In the midst of the Goan media mess, we should give credit to Ashwin, Derek, Sandesh, and Prabhakar Dhage, four editors who manage to steer a reasonable course amidst the tricky conflicts of interests between media proprietors' conflicts of interest between their media empires and other business and political interests, and the demands of responsible journalism. Theirs is not a position I would like to be in, and to their credit they manage quite well. So they run aground sometimes, but which of us can really say that we are true to our consciences all the time in this harsh world?

23 April 2008 at 05:59  
Anonymous Tomcats PA said...

Ashwin Tombat has enrolled in a Seamen's course in Mumbai and is learning how to captain a boat down a crowded river. This is part of the Herald Induction training course. Soon he will be sent to Philippines to learn carpentry and woodwork. Raul insists that his first line of reports have multiple interesting skills. As for Tomcat, he may be headed to Vegas soon if he can get past the boat driving and carpentry.

23 April 2008 at 07:31  
Anonymous Anonymous said...

just saw robin's byline in Business India plugging some corporate

26 April 2008 at 10:28  
Anonymous Anonymous said...

Hey guys Ashwin can be traced in Herald, in an underwear along with a swimmer about two week ago. Was it part of seaman's course.

26 April 2008 at 18:26  
Anonymous Anonymous said...

Yes and he was back in Herald to pick some of his underwear that he stores in his third drawer in his desk

26 April 2008 at 23:24  
Anonymous Anonymous said...

To annon April 26
It is a good idea to store some of his underwear in his drawer in his desk after the bad experience the former Herald editor Rajan Narayan had when his underwear were stolen from his flat.

27 April 2008 at 00:07  
Anonymous Anonymous said...

Rajans XXXXXL sized undies? who would steal that? I doubt it would fit anyone anyway... besides Mayor Tony and the Alemao brothers.

29 April 2008 at 06:58  
Anonymous Anonymous said...

To annon. Ask Tara Narayan about Rajans underwear. She wrote in the Herald giving the details including colours of the underwears stolen.

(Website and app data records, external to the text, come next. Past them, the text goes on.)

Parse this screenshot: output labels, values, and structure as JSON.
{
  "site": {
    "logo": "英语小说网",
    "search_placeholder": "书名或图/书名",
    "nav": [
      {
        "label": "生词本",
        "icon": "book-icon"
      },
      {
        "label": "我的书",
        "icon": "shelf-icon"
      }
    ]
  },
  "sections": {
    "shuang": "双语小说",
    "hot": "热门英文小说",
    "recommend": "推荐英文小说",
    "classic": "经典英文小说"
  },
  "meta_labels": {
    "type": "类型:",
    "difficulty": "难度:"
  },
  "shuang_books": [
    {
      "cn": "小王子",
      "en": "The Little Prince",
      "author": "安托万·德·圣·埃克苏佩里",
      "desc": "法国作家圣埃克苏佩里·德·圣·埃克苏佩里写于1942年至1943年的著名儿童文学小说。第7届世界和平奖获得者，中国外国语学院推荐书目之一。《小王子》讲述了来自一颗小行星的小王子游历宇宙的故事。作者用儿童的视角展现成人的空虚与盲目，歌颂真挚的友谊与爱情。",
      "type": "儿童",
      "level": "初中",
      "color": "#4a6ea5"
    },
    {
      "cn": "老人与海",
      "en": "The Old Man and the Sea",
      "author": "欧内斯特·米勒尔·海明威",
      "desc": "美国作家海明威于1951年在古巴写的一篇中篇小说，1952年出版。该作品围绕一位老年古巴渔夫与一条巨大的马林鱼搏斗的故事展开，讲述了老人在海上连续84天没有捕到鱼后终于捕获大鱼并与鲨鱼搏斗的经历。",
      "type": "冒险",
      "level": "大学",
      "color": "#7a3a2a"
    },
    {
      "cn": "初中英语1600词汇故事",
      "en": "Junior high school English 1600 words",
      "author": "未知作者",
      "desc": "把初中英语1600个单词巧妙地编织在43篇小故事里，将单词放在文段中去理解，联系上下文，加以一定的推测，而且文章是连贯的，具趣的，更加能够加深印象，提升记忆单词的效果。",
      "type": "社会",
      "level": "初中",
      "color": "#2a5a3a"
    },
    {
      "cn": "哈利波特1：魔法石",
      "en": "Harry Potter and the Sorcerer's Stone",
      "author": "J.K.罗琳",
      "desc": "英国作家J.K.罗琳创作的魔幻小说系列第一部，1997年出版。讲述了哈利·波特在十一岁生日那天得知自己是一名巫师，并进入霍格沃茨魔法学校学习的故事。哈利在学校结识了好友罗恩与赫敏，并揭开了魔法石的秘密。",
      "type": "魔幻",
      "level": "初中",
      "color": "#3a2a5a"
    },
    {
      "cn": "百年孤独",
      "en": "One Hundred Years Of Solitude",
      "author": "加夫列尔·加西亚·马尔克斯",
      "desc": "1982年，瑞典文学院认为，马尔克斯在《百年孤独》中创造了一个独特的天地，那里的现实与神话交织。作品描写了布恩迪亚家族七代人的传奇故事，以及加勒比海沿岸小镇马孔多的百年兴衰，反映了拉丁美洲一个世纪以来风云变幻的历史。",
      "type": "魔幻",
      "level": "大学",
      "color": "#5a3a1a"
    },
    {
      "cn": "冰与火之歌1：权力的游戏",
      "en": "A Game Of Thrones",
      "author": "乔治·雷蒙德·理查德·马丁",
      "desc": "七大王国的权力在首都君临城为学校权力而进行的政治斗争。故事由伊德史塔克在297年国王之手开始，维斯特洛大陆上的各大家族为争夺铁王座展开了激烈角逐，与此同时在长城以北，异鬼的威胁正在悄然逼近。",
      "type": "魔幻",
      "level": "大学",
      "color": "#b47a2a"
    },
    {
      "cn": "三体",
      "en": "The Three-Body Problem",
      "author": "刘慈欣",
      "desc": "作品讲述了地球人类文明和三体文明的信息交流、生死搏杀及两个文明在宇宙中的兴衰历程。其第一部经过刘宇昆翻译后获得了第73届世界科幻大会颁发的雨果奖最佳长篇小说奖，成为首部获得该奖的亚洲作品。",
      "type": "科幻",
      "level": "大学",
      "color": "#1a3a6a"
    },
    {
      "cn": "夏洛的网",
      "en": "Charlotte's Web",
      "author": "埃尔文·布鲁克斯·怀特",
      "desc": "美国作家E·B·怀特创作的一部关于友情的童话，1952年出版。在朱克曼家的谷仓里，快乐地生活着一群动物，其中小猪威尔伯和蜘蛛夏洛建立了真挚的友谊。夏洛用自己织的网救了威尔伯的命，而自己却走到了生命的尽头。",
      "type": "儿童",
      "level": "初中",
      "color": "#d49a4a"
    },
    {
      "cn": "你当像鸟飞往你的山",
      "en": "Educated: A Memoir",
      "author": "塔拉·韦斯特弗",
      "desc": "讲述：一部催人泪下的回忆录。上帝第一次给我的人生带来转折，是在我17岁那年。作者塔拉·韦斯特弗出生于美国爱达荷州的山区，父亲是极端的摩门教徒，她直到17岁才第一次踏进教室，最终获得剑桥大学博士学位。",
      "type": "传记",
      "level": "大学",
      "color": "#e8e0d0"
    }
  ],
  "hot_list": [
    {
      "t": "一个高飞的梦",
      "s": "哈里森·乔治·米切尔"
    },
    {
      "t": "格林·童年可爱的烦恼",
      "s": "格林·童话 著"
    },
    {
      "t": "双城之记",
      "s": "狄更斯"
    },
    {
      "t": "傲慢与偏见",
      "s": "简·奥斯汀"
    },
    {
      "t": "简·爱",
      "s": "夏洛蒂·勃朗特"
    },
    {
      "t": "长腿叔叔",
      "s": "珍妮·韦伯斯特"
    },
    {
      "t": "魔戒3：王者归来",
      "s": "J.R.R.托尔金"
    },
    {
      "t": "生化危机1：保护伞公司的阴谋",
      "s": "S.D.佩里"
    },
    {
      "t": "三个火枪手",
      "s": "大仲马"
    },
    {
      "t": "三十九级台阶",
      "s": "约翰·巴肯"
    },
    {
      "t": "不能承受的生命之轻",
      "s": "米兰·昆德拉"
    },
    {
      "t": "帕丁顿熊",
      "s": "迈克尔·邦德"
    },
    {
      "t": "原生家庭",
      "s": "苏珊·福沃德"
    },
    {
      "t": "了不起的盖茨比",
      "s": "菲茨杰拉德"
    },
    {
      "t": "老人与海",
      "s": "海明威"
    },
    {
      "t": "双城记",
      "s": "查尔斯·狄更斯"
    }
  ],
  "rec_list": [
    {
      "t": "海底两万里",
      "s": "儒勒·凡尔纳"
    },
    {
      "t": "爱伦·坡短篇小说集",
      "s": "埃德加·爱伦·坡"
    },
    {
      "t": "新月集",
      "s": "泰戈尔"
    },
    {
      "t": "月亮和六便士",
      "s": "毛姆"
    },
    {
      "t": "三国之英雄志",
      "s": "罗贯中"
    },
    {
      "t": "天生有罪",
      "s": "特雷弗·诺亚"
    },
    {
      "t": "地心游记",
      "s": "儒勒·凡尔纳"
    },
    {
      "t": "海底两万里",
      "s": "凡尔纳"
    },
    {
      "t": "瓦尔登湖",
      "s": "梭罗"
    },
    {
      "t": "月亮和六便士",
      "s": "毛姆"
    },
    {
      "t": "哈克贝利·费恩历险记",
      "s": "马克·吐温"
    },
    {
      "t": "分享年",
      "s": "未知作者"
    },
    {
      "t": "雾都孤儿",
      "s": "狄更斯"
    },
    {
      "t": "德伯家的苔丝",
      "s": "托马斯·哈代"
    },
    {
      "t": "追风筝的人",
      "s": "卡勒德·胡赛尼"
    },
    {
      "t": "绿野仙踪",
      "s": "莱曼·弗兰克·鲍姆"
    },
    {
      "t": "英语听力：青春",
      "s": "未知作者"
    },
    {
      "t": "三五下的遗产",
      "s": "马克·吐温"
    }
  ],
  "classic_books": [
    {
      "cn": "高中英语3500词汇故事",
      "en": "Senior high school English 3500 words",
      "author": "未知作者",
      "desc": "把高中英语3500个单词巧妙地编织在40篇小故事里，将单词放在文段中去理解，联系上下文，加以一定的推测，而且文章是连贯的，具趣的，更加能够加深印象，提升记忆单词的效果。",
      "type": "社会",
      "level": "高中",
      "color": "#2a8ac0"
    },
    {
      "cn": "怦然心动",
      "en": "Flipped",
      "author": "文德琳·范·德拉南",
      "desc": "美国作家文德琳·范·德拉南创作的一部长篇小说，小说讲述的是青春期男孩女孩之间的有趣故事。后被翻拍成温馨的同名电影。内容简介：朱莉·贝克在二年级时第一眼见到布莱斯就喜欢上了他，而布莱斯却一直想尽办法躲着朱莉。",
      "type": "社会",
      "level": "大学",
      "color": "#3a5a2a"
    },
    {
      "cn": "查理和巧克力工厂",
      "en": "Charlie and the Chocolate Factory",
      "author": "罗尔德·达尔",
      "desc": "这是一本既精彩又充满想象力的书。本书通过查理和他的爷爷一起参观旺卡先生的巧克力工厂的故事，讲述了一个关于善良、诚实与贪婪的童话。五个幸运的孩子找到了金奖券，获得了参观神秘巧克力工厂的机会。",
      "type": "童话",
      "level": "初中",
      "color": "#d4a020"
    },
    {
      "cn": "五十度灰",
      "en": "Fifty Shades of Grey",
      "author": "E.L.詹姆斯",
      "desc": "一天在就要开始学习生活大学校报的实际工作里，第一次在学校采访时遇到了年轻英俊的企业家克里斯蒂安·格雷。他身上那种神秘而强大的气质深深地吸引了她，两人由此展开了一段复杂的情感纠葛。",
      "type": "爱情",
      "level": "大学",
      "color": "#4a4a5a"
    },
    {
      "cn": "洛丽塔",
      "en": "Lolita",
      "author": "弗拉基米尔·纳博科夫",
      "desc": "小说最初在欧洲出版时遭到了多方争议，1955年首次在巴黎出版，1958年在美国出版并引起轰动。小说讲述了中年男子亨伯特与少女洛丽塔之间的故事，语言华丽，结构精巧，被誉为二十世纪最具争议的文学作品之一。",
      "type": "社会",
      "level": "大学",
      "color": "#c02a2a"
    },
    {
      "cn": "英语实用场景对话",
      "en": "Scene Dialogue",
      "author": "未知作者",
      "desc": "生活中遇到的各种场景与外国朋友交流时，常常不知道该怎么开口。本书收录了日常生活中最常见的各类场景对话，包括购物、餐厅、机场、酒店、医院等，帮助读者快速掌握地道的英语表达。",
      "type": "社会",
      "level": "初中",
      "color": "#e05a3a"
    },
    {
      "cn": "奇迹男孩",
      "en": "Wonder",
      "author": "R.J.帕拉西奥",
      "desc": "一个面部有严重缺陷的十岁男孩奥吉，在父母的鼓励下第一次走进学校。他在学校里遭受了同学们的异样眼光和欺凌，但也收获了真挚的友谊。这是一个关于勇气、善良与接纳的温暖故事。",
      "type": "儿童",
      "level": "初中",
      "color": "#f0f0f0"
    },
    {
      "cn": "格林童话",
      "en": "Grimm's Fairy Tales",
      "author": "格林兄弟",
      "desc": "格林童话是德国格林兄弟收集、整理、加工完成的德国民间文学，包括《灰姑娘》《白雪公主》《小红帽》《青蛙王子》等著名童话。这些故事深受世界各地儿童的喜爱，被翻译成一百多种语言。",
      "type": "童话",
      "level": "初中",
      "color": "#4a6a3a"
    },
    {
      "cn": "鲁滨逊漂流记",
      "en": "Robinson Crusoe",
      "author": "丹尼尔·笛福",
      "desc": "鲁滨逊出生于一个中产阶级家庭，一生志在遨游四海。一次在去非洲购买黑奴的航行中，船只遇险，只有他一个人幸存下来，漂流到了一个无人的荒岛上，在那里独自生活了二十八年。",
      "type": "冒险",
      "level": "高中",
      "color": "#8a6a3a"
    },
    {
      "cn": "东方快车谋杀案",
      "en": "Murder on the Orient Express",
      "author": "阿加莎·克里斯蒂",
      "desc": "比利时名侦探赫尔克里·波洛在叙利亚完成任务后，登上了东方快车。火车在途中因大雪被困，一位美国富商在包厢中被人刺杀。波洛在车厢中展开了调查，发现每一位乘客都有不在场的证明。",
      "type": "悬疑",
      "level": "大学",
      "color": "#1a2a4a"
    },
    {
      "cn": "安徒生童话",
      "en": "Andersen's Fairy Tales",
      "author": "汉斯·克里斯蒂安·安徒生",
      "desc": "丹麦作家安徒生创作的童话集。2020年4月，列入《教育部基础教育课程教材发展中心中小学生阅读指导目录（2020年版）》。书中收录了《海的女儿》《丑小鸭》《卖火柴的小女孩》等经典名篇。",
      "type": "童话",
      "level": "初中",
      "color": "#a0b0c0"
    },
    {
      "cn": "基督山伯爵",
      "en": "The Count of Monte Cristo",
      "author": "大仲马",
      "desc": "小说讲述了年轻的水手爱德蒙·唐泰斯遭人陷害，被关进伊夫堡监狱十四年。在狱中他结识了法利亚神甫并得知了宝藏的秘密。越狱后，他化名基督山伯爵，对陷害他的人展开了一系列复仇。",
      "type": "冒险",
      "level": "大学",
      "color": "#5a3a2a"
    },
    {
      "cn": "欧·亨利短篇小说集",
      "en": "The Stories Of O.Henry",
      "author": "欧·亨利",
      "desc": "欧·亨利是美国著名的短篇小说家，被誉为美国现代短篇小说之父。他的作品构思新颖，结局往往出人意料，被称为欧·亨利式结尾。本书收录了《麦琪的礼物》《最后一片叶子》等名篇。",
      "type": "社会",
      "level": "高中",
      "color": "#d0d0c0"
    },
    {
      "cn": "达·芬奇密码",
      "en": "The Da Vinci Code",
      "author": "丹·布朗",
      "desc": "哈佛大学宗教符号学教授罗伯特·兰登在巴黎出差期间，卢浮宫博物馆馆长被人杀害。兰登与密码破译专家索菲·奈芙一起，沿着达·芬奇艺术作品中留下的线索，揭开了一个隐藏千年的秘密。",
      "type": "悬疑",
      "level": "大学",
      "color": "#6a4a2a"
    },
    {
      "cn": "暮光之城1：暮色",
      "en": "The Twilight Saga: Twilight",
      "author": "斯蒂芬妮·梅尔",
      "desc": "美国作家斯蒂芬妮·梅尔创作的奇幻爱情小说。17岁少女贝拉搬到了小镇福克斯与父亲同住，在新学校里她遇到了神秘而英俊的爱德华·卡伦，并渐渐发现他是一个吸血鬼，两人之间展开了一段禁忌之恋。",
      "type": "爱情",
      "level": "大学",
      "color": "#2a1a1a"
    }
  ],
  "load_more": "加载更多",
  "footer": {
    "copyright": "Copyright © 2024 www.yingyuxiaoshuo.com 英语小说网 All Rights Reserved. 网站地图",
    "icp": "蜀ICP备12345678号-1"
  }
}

29 April 2008 at 17:10  
Anonymous Anonymous said...

To last anon...

Kashti anyone?

1 May 2008 at 21:07  

Post a Comment

Subscribe to Post Comments [Atom]

<< Home